  • My deepest sympathy to the family of Dot Munroe. My late husband, A. Julian Valbuena, and I have known Dot since we came to the University of Delaware in the fall of 1960. They were among the first couple to welcome us. I played tennis with Dot on the UD courts, attended faculty functions with her, and later we met again at Cokesbury Village. She loved to talk about politics and world history and their summer home on Cape Cod. She will be missed.

  • I send my love and sympathy to Dot’s family. I will be leaving to teach a photograph preservation workshop in Trinidad on June 29th and I will sadly miss the memorial service. Dot was special to many of us at the University of Delaware. I loved attending events where she was present and felt most honored to sit next to her from time to time where she engaged and inspired me with stories about her amazing life experiences and accomplishments. She was remarkable – always positive, always smiling, always happy to be surrounded by others. And I loved being with her. My husband Bob and I will will treasure our time with Dot, the time we spent with her sons who often escorted her, and many memories. All the best, Debbie Norris

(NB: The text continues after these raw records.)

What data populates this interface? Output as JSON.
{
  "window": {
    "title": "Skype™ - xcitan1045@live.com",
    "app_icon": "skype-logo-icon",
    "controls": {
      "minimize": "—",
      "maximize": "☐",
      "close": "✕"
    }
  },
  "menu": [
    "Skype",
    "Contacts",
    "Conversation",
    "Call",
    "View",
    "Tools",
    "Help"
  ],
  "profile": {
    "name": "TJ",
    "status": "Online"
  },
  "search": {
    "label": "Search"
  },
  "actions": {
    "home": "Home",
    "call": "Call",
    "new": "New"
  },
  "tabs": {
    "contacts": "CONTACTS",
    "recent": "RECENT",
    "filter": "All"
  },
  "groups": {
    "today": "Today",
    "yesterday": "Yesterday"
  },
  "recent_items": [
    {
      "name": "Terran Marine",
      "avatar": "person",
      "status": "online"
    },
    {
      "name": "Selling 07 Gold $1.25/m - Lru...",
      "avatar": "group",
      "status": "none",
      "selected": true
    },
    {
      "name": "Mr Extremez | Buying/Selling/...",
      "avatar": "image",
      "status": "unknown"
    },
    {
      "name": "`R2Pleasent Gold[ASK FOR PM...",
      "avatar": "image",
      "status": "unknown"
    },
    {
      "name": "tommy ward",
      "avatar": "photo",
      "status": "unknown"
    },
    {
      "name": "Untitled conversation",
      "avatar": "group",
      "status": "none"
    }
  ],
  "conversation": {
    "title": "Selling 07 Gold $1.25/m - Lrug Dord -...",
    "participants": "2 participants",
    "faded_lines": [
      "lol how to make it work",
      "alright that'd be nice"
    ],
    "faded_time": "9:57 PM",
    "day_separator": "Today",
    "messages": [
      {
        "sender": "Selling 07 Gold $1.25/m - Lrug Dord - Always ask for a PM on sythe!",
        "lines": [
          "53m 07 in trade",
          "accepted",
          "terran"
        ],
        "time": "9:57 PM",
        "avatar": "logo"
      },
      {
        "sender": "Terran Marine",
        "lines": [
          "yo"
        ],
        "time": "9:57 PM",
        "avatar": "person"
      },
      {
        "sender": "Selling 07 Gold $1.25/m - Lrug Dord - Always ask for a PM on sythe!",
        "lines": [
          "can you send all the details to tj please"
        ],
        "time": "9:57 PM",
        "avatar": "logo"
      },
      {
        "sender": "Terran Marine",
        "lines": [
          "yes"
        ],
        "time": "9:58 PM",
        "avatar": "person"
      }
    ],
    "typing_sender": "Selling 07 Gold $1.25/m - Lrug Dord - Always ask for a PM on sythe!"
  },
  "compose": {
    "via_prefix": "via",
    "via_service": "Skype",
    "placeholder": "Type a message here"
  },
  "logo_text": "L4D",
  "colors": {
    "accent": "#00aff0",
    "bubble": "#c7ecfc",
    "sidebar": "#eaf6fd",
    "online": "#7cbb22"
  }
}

  • I truly enjoy being your mom’s doctor these past few years! She was sharp, kind, and had a great sense of humor! She talked about her children and grand-children often, never shy to tell me how well everyone was doing and how proud she was of them. I loved listening to her stories, especially the one where she beat this man in tennis who dared to say to your mom that women couldn’t play tennis as well as men. Your mom told him, “I showed him who was better!” I am really going to miss her. I was really hoping we could celebrate Trump’s defeat in the next election together.

  • My husband, Bob, and I adored Dorothy! What a woman of spirit! We saw her often at the University at various events. She was always positive ! And , of course, we loved Dr Monroe. Generations of my family knew him through his academic work.
    Two wonderful people that we were fortunate to have known!
    Sincerely,
    Mary Wolcott Davis